> _ACTIVITY_:
Present the following data again exactly as it is shown.
── DATA TO PROCESS
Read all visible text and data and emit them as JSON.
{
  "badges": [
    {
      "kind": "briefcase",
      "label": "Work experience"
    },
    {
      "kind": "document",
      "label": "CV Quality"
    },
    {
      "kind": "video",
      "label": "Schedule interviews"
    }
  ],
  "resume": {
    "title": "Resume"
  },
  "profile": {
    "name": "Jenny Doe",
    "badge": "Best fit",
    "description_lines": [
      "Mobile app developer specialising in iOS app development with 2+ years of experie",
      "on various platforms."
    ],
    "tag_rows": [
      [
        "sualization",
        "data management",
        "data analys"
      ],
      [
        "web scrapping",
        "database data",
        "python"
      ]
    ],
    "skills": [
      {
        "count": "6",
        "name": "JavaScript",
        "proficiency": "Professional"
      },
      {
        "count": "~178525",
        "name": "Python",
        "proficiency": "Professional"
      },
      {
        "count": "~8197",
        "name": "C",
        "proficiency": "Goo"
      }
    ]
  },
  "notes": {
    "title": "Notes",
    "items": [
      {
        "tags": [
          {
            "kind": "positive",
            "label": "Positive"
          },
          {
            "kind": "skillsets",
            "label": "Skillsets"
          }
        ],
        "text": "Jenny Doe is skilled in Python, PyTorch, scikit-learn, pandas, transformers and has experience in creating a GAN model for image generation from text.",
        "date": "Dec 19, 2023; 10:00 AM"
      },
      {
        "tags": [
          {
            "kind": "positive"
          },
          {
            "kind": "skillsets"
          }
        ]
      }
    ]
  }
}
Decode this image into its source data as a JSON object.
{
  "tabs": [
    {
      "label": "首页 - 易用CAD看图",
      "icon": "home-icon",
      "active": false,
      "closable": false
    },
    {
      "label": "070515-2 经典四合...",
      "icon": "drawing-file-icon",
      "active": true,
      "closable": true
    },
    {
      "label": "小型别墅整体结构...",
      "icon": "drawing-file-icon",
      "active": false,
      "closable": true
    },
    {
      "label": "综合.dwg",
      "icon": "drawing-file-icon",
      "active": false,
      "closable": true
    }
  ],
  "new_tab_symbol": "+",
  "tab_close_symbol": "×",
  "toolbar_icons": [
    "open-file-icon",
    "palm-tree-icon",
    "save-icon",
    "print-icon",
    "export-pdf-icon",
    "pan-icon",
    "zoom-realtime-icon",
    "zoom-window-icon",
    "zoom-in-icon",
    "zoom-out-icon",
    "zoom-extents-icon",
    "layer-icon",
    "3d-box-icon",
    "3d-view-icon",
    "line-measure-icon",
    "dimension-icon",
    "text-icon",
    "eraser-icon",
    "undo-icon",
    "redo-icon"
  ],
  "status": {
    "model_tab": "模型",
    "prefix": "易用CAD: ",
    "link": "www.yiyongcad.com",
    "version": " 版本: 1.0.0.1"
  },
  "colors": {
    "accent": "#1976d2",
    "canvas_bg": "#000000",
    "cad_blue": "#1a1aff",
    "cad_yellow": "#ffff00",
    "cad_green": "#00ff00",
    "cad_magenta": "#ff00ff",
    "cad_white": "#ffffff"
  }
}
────
> _RESULT FOR THIS TASK_:
Read all visible text and data and emit them as JSON.
{
  "badges": [
    {
      "kind": "briefcase",
      "label": "Work experience"
    },
    {
      "kind": "document",
      "label": "CV Quality"
    },
    {
      "kind": "video",
      "label": "Schedule interviews"
    }
  ],
  "resume": {
    "title": "Resume"
  },
  "profile": {
    "name": "Jenny Doe",
    "badge": "Best fit",
    "description_lines": [
      "Mobile app developer specialising in iOS app development with 2+ years of experie",
      "on various platforms."
    ],
    "tag_rows": [
      [
        "sualization",
        "data management",
        "data analys"
      ],
      [
        "web scrapping",
        "database data",
        "python"
      ]
    ],
    "skills": [
      {
        "count": "6",
        "name": "JavaScript",
        "proficiency": "Professional"
      },
      {
        "count": "~178525",
        "name": "Python",
        "proficiency": "Professional"
      },
      {
        "count": "~8197",
        "name": "C",
        "proficiency": "Goo"
      }
    ]
  },
  "notes": {
    "title": "Notes",
    "items": [
      {
        "tags": [
          {
            "kind": "positive",
            "label": "Positive"
          },
          {
            "kind": "skillsets",
            "label": "Skillsets"
          }
        ],
        "text": "Jenny Doe is skilled in Python, PyTorch, scikit-learn, pandas, transformers and has experience in creating a GAN model for image generation from text.",
        "date": "Dec 19, 2023; 10:00 AM"
      },
      {
        "tags": [
          {
            "kind": "positive"
          },
          {
            "kind": "skillsets"
          }
        ]
      }
    ]
  }
}
Decode this image into its source data as a JSON object.
{
  "tabs": [
    {
      "label": "首页 - 易用CAD看图",
      "icon": "home-icon",
      "active": false,
      "closable": false
    },
    {
      "label": "070515-2 经典四合...",
      "icon": "drawing-file-icon",
      "active": true,
      "closable": true
    },
    {
      "label": "小型别墅整体结构...",
      "icon": "drawing-file-icon",
      "active": false,
      "closable": true
    },
    {
      "label": "综合.dwg",
      "icon": "drawing-file-icon",
      "active": false,
      "closable": true
    }
  ],
  "new_tab_symbol": "+",
  "tab_close_symbol": "×",
  "toolbar_icons": [
    "open-file-icon",
    "palm-tree-icon",
    "save-icon",
    "print-icon",
    "export-pdf-icon",
    "pan-icon",
    "zoom-realtime-icon",
    "zoom-window-icon",
    "zoom-in-icon",
    "zoom-out-icon",
    "zoom-extents-icon",
    "layer-icon",
    "3d-box-icon",
    "3d-view-icon",
    "line-measure-icon",
    "dimension-icon",
    "text-icon",
    "eraser-icon",
    "undo-icon",
    "redo-icon"
  ],
  "status": {
    "model_tab": "模型",
    "prefix": "易用CAD: ",
    "link": "www.yiyongcad.com",
    "version": " 版本: 1.0.0.1"
  },
  "colors": {
    "accent": "#1976d2",
    "canvas_bg": "#000000",
    "cad_blue": "#1a1aff",
    "cad_yellow": "#ffff00",
    "cad_green": "#00ff00",
    "cad_magenta": "#ff00ff",
    "cad_white": "#ffffff"
  }
}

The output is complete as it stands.